Sahdra, B. K., MacLean, K. A., Ferrer, E., Shaver, P. R., Rosenberg, E. L., Jacobs, T. L., Zanesco, A. P., King, B. G., Aichele, S. R., Bridwell, D. A., Mangun, G. R., Lavy, S., Wallace, B. A., & Saron, C. D. (2011). Enhanced response inhibition during intensive meditation training predicts improvements in self-reported adaptive socioemotional functioning. Emotion, 11(2), 299–312. https://dx.doi.org/10.1037/a0022764

MacLean, K. A., Ferrer, E., Aichele, S. R., Bridwell, D. A., Zanesco, A. P., Jacobs, T. L., King, B. G., Rosenberg, E. L., Sahdra, B. K., Shaver, P. R., Wallace, B. A., Mangun, G. R., & Saron, C. D. (2010). Intensive Meditation Training Improves Perceptual Discrimination and Sustained Attention. Psychological Science, 21(6), 829–839. https://dx.doi.org/10.1177/0956797610371339
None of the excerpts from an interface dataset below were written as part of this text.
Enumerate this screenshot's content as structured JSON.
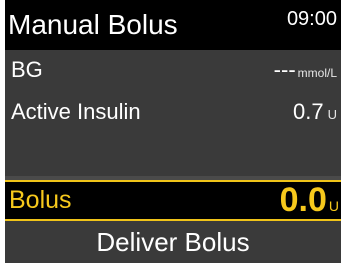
{
  "header": {
    "title": "Manual Bolus",
    "time": "09:00"
  },
  "info": {
    "bg": {
      "label": "BG",
      "value": "---",
      "unit": "mmol/L"
    },
    "active_insulin": {
      "label": "Active Insulin",
      "value": "0.7",
      "unit": "U"
    }
  },
  "bolus": {
    "label": "Bolus",
    "value": "0.0",
    "unit": "U"
  },
  "deliver_button": {
    "label": "Deliver Bolus"
  },
  "colors": {
    "accent": "#f7c91c",
    "background": "#000000",
    "panel": "#3a3a3a"
  }
}
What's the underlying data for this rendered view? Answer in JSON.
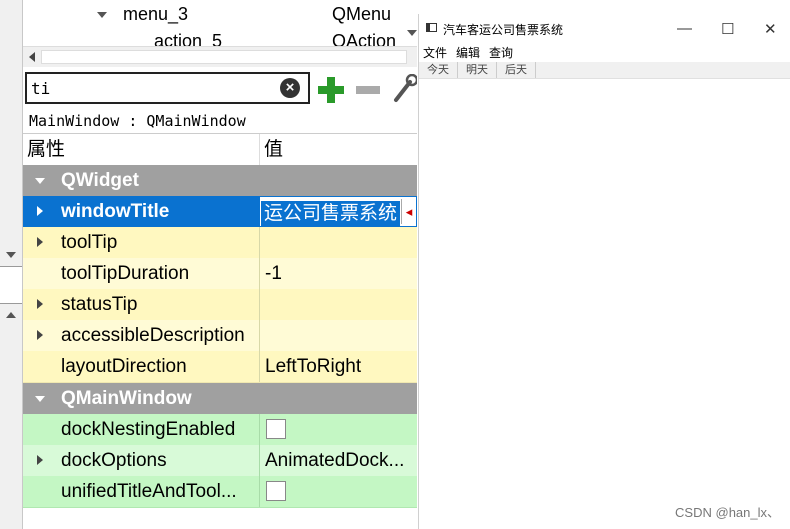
{
  "tree": {
    "rows": [
      {
        "name": "menu_3",
        "class": "QMenu"
      },
      {
        "name": "action_5",
        "class": "QAction"
      }
    ]
  },
  "filter": {
    "value": "ti",
    "clear_icon": "clear-icon"
  },
  "toolbar": {
    "icons": [
      "add-icon",
      "remove-icon",
      "wrench-icon"
    ]
  },
  "object_line": "MainWindow : QMainWindow",
  "table": {
    "headers": {
      "property": "属性",
      "value": "值"
    },
    "rows": [
      {
        "name": "QWidget",
        "value": "",
        "kind": "group"
      },
      {
        "name": "windowTitle",
        "value": "运公司售票系统",
        "kind": "selected"
      },
      {
        "name": "toolTip",
        "value": "",
        "kind": "yellow"
      },
      {
        "name": "toolTipDuration",
        "value": "-1",
        "kind": "yellow"
      },
      {
        "name": "statusTip",
        "value": "",
        "kind": "yellow"
      },
      {
        "name": "accessibleDescription",
        "value": "",
        "kind": "yellow"
      },
      {
        "name": "layoutDirection",
        "value": "LeftToRight",
        "kind": "yellow"
      },
      {
        "name": "QMainWindow",
        "value": "",
        "kind": "group"
      },
      {
        "name": "dockNestingEnabled",
        "value": "",
        "kind": "green"
      },
      {
        "name": "dockOptions",
        "value": "AnimatedDock...",
        "kind": "green"
      },
      {
        "name": "unifiedTitleAndTool...",
        "value": "",
        "kind": "green"
      }
    ]
  },
  "preview": {
    "title": "汽车客运公司售票系统",
    "controls": {
      "minimize": "—",
      "maximize": "☐",
      "close": "✕"
    },
    "menu": [
      "文件",
      "编辑",
      "查询"
    ],
    "tabs": [
      "今天",
      "明天",
      "后天"
    ]
  },
  "watermark": "CSDN @han_lx、",
  "colors": {
    "selected": "#0a72d0",
    "group": "#a0a0a0",
    "yellow": "#fff8c0",
    "green": "#c4f7c4"
  }
}
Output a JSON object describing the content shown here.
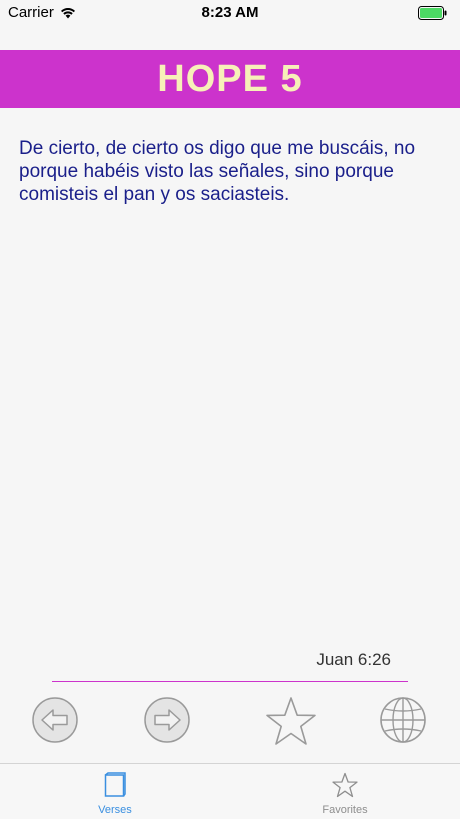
{
  "status_bar": {
    "carrier": "Carrier",
    "time": "8:23 AM",
    "wifi_icon": "wifi-icon",
    "battery_icon": "battery-icon",
    "battery_color": "#4cd964"
  },
  "header": {
    "title": "HOPE 5",
    "background_color": "#cc33cc",
    "title_color": "#f7f0b8"
  },
  "verse": {
    "text": "De cierto, de cierto os digo que me buscáis, no porque habéis visto las señales, sino porque comisteis el pan y os saciasteis.",
    "reference": "Juan 6:26",
    "text_color": "#1a1f8a"
  },
  "controls": {
    "previous_icon": "arrow-left-circle-icon",
    "next_icon": "arrow-right-circle-icon",
    "favorite_icon": "star-icon",
    "globe_icon": "globe-icon"
  },
  "tab_bar": {
    "tabs": [
      {
        "label": "Verses",
        "icon": "book-icon",
        "active": true,
        "color": "#3a8fe0"
      },
      {
        "label": "Favorites",
        "icon": "star-icon",
        "active": false,
        "color": "#8e8e8e"
      }
    ]
  }
}
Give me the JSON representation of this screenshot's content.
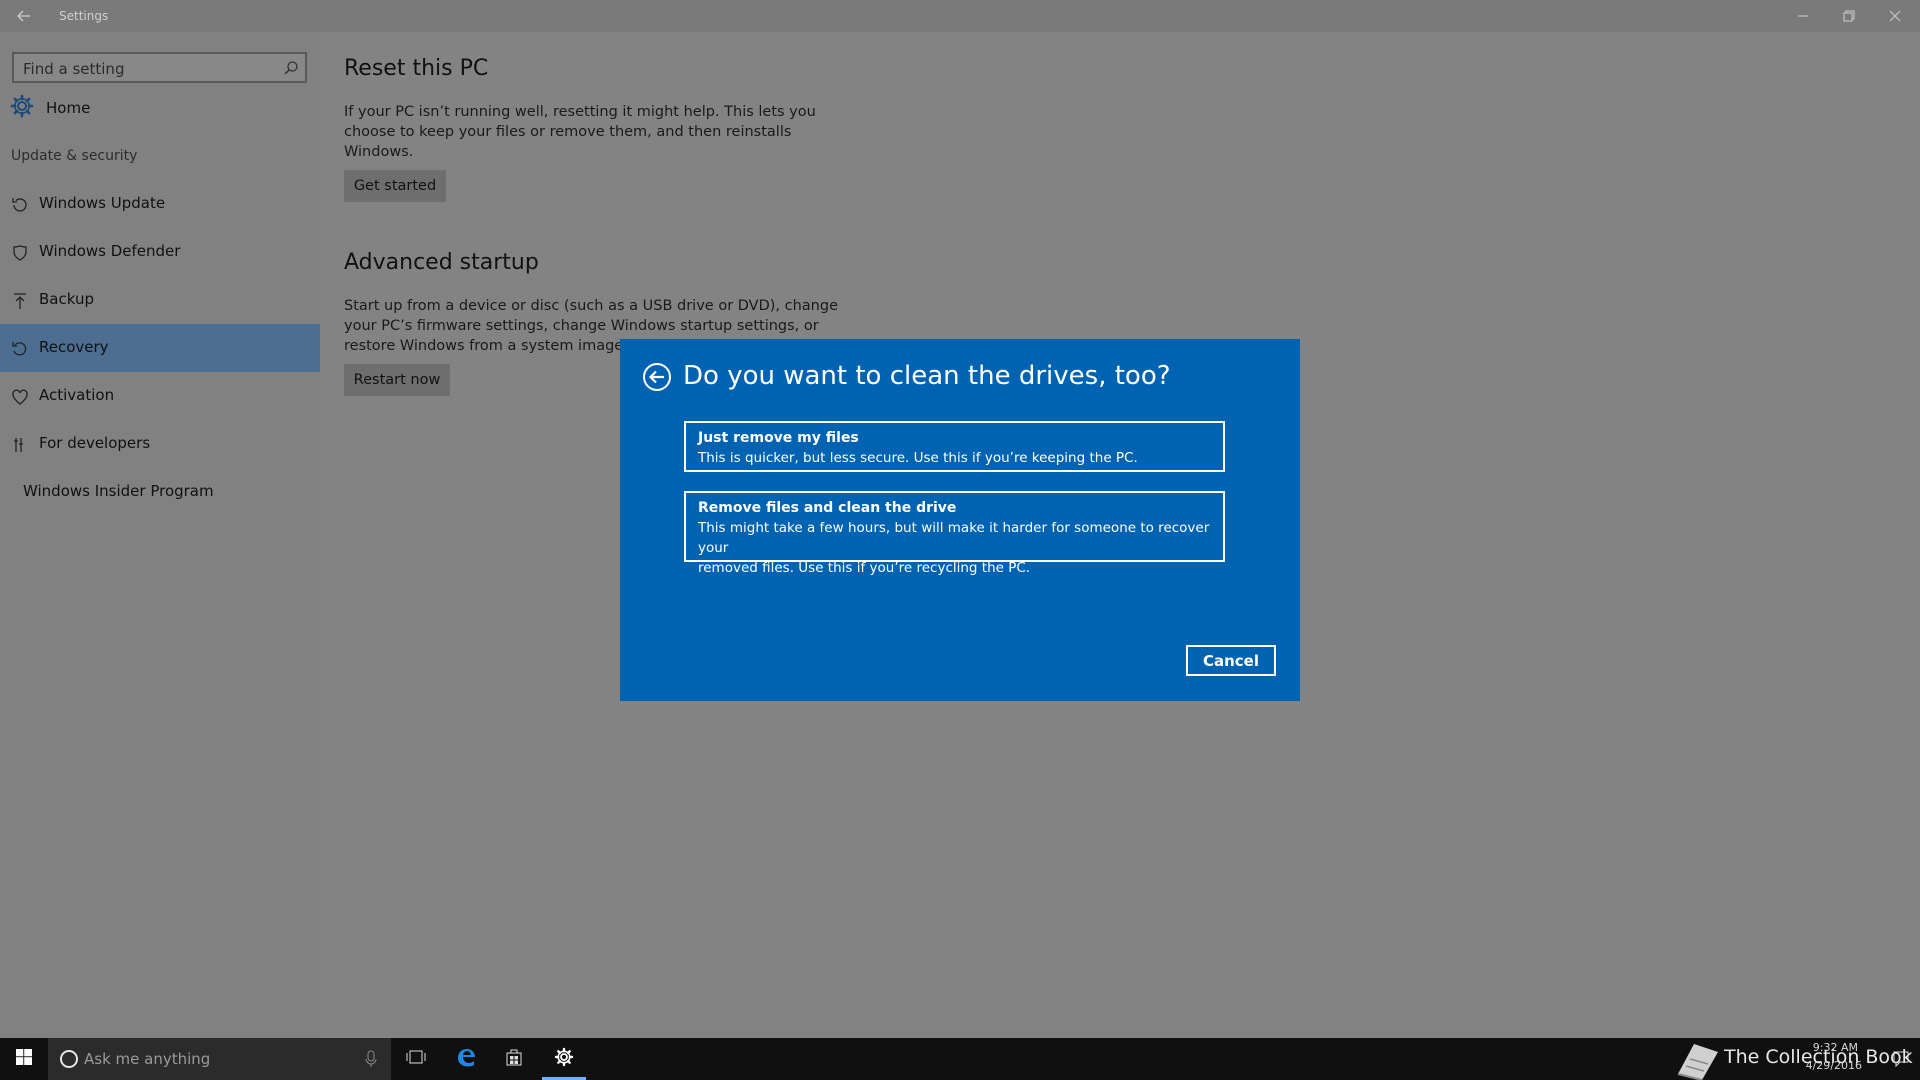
{
  "window": {
    "title": "Settings"
  },
  "sidebar": {
    "search_placeholder": "Find a setting",
    "home_label": "Home",
    "section_label": "Update & security",
    "items": [
      {
        "label": "Windows Update",
        "icon": "refresh-icon"
      },
      {
        "label": "Windows Defender",
        "icon": "shield-icon"
      },
      {
        "label": "Backup",
        "icon": "upload-icon"
      },
      {
        "label": "Recovery",
        "icon": "history-icon",
        "active": true
      },
      {
        "label": "Activation",
        "icon": "heart-check-icon"
      },
      {
        "label": "For developers",
        "icon": "tools-icon"
      },
      {
        "label": "Windows Insider Program",
        "icon": ""
      }
    ]
  },
  "main": {
    "reset": {
      "title": "Reset this PC",
      "description_lines": [
        "If your PC isn’t running well, resetting it might help. This lets you",
        "choose to keep your files or remove them, and then reinstalls",
        "Windows."
      ],
      "button": "Get started"
    },
    "advanced": {
      "title": "Advanced startup",
      "description_lines": [
        "Start up from a device or disc (such as a USB drive or DVD), change",
        "your PC’s firmware settings, change Windows startup settings, or",
        "restore Windows from a system image. Th"
      ],
      "button": "Restart now"
    }
  },
  "dialog": {
    "title": "Do you want to clean the drives, too?",
    "options": [
      {
        "title": "Just remove my files",
        "description_lines": [
          "This is quicker, but less secure. Use this if you’re keeping the PC."
        ]
      },
      {
        "title": "Remove files and clean the drive",
        "description_lines": [
          "This might take a few hours, but will make it harder for someone to recover your",
          "removed files. Use this if you’re recycling the PC."
        ]
      }
    ],
    "cancel": "Cancel"
  },
  "taskbar": {
    "search_placeholder": "Ask me anything",
    "watermark": "The Collection Book",
    "time": "9:32 AM",
    "date": "4/29/2016"
  },
  "colors": {
    "dialog_bg": "#0063b1",
    "active_nav": "#4b6e91",
    "taskbar": "#101010",
    "accent": "#6cb2ff"
  }
}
Saggar, M., Aichele, S. R., Jacobs, T. L., Zanesco, A. P., Bridwell, D. A., Maclean, K. A., King, B. G., Sahdra, B. K., Rosenberg, E. L., Shaver, P. R., Ferrer, E., Wallace, B. A., Mangun, G. R., Saron, C. D., & Miikkulainen, R. (2010, July). A computational approach to understanding the longitudinal changes in cortical activity associated with intensive meditation training. Nineteenth Annual Computational Neuroscience Meeting: CNS 2010, San Antonio, TX, USA. https://bmcneurosci.biomedcentral.com/articles/10.1186/1471-2202-11-S1-O7

Media References

7-Year Follow-Up Shows Lasting Cognitive Gains From Meditation” — Andy Fell UC Davis, 2018.

Minding Mindfulness: Issues, Models, and Findings in the Scientific Study of Meditation” — Clifford Saron, Mind & Life Institute (International Symposium for Contemplative Studies (ISCS) 2016.

The Less Dust the More Trust: Participating In The Shamatha Project, Meditation And Science Adeline van Waning, Mantra Books, 2014.

The Shamatha Project” — Sarah Sutherland, Shambhala Mountain Center, 2013.

Inside the Shamatha Project” — Adeline van Waning, Lion’s Roar, 2011.

How meditation might ward off the effects of ageing” — Jo Marchant, The Observer, 2011.

The Shamatha Project” — B. Alan Wallace, Santa Barbara Institute for Consciousness Studies, 2009.

The Shamatha Project” — Center for Mind and Brain, University of California, Davis.

The Shamatha Project” — The Saron Lab, University of California, Davis.